• TASK PROMPT: Read the listing below and copy out each line where the word "title" occurs.

• EXTRACTED INFORMATION:

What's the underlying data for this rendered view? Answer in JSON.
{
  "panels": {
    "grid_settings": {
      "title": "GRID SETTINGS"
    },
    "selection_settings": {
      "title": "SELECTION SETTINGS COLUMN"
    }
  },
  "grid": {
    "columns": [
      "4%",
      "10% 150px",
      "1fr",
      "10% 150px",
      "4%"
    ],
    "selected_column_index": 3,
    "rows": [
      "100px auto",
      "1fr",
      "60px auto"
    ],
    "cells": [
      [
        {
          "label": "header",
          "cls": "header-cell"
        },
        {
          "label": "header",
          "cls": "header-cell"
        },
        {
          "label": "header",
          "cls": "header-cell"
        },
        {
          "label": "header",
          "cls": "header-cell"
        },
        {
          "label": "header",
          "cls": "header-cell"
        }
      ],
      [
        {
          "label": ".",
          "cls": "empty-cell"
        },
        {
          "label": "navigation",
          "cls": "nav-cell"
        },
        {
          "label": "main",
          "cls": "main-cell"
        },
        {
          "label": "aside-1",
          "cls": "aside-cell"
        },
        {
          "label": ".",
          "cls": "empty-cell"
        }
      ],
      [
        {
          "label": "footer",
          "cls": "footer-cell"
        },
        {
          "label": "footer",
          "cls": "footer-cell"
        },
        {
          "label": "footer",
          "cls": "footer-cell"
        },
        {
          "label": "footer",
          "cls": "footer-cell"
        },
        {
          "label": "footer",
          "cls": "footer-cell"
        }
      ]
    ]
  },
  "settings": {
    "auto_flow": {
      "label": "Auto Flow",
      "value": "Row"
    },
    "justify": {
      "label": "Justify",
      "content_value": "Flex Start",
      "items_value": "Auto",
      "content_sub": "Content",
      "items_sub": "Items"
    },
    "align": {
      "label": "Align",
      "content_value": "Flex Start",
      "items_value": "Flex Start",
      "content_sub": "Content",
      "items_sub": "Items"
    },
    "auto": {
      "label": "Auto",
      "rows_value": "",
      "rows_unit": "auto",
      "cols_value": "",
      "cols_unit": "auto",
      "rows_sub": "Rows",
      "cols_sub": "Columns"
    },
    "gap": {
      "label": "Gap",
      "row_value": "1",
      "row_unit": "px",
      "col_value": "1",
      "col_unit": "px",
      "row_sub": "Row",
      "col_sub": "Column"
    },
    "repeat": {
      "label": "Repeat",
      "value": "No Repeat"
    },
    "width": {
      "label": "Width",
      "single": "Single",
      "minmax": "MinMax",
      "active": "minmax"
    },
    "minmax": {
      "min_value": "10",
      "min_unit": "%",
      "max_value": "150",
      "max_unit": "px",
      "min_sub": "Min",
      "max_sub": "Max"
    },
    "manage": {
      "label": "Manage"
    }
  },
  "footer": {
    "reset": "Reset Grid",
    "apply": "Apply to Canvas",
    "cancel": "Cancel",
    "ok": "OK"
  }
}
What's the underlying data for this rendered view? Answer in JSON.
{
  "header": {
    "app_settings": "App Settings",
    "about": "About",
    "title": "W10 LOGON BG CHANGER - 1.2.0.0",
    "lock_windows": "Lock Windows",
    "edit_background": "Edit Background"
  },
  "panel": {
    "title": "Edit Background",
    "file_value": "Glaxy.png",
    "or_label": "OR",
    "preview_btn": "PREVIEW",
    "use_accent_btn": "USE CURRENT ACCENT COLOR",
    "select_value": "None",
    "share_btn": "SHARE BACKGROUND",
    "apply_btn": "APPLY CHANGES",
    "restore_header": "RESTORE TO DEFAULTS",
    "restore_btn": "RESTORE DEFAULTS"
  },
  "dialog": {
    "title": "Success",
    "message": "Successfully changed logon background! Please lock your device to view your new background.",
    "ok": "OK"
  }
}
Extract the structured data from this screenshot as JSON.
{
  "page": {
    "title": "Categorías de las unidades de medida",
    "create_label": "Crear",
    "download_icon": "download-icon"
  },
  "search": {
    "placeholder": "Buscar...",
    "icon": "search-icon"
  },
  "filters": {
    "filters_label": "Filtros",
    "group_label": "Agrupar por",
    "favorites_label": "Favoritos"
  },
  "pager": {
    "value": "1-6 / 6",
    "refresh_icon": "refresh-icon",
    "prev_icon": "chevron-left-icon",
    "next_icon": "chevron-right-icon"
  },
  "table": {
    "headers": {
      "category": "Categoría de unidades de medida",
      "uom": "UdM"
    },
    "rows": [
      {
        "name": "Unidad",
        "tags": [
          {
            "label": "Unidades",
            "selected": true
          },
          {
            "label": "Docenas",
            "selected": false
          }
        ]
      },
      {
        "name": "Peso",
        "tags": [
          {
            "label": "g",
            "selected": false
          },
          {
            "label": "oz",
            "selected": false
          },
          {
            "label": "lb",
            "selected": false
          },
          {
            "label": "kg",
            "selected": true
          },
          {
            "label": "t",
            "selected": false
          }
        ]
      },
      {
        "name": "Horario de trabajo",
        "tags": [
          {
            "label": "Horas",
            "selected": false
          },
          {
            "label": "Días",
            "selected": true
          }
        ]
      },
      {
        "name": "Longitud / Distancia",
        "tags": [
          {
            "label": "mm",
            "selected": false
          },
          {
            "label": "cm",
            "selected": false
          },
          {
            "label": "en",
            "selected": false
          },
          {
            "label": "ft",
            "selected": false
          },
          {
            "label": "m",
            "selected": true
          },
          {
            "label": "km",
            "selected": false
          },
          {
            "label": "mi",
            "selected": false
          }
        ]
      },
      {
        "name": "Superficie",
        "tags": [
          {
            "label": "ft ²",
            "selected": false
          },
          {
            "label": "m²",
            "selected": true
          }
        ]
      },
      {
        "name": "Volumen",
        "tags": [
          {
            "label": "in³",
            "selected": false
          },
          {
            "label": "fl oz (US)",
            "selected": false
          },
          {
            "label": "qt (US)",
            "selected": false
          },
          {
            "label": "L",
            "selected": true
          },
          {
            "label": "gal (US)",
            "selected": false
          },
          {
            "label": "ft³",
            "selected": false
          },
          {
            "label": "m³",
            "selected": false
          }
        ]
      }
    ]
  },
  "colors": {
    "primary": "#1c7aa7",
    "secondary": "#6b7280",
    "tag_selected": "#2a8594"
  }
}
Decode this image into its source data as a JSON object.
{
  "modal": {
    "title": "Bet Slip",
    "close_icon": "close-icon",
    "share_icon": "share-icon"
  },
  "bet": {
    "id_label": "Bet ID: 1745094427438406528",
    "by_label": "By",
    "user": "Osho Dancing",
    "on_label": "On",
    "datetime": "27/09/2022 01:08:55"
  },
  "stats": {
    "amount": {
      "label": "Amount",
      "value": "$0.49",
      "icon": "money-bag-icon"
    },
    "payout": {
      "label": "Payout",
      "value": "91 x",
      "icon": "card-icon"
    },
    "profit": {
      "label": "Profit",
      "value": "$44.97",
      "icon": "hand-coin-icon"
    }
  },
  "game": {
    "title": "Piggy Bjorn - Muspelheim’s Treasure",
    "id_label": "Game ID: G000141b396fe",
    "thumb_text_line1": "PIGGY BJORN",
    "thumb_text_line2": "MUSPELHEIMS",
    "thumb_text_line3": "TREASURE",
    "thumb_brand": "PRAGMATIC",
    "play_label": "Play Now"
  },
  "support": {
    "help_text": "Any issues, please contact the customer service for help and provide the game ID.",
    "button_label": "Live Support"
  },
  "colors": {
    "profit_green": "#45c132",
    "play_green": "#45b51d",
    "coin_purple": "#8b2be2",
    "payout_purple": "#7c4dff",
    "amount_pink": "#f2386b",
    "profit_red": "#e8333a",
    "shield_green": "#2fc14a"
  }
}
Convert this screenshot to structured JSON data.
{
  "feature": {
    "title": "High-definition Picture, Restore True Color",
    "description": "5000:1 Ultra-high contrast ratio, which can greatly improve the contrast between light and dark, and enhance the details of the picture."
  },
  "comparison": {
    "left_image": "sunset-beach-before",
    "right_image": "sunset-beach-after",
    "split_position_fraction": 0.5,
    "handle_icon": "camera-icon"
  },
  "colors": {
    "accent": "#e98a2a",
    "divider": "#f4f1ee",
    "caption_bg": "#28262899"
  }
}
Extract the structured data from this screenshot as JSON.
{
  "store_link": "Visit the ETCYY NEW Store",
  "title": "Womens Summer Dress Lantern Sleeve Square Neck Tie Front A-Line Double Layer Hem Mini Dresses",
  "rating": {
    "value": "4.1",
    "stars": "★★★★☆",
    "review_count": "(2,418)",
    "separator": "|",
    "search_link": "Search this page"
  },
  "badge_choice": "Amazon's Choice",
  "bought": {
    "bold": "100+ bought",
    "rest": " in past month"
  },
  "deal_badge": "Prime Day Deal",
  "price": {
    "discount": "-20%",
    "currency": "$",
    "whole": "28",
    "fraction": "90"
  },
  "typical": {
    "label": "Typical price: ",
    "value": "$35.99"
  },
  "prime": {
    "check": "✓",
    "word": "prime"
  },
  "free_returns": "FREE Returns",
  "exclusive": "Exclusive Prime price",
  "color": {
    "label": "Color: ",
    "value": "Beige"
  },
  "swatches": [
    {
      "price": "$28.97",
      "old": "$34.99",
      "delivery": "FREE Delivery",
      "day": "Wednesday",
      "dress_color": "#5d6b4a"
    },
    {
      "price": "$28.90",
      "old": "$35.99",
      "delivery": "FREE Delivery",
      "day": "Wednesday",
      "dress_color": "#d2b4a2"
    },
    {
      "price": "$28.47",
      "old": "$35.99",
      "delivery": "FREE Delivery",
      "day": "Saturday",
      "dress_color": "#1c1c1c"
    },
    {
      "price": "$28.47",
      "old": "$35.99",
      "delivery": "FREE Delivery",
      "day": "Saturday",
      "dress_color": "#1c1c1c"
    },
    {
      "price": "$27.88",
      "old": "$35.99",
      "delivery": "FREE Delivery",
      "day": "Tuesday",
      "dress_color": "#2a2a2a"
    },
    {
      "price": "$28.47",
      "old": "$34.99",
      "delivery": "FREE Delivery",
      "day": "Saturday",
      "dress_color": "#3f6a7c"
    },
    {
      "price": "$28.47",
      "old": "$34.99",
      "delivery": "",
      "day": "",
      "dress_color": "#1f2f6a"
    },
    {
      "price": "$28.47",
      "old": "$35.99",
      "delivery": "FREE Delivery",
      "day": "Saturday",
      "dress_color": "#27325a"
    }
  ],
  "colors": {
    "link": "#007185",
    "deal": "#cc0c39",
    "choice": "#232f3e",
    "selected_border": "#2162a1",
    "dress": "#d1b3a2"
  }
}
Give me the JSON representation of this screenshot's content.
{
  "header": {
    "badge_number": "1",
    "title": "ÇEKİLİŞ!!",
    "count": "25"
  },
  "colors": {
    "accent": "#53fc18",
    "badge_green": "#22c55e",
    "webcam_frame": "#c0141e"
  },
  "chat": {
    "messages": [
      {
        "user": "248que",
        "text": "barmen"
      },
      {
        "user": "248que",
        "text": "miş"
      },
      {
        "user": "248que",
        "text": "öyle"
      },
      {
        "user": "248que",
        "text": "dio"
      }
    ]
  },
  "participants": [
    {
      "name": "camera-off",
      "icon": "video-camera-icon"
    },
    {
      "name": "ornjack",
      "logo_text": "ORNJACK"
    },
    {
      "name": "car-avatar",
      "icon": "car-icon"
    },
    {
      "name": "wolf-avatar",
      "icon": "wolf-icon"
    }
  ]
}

• SOLUTION TO THIS TASK:
      "title": "GRID SETTINGS"
      "title": "SELECTION SETTINGS COLUMN"
    "title": "W10 LOGON BG CHANGER - 1.2.0.0",
    "title": "Edit Background",
    "title": "Success",
    "title": "Categorías de las unidades de medida",
    "title": "Bet Slip",
    "title": "Piggy Bjorn - Muspelheim’s Treasure",
    "title": "High-definition Picture, Restore True Color",
  "title": "Womens Summer Dress Lantern Sleeve Square Neck Tie Front A-Line Double Layer Hem Mini Dresses",
    "title": "ÇEKİLİŞ!!",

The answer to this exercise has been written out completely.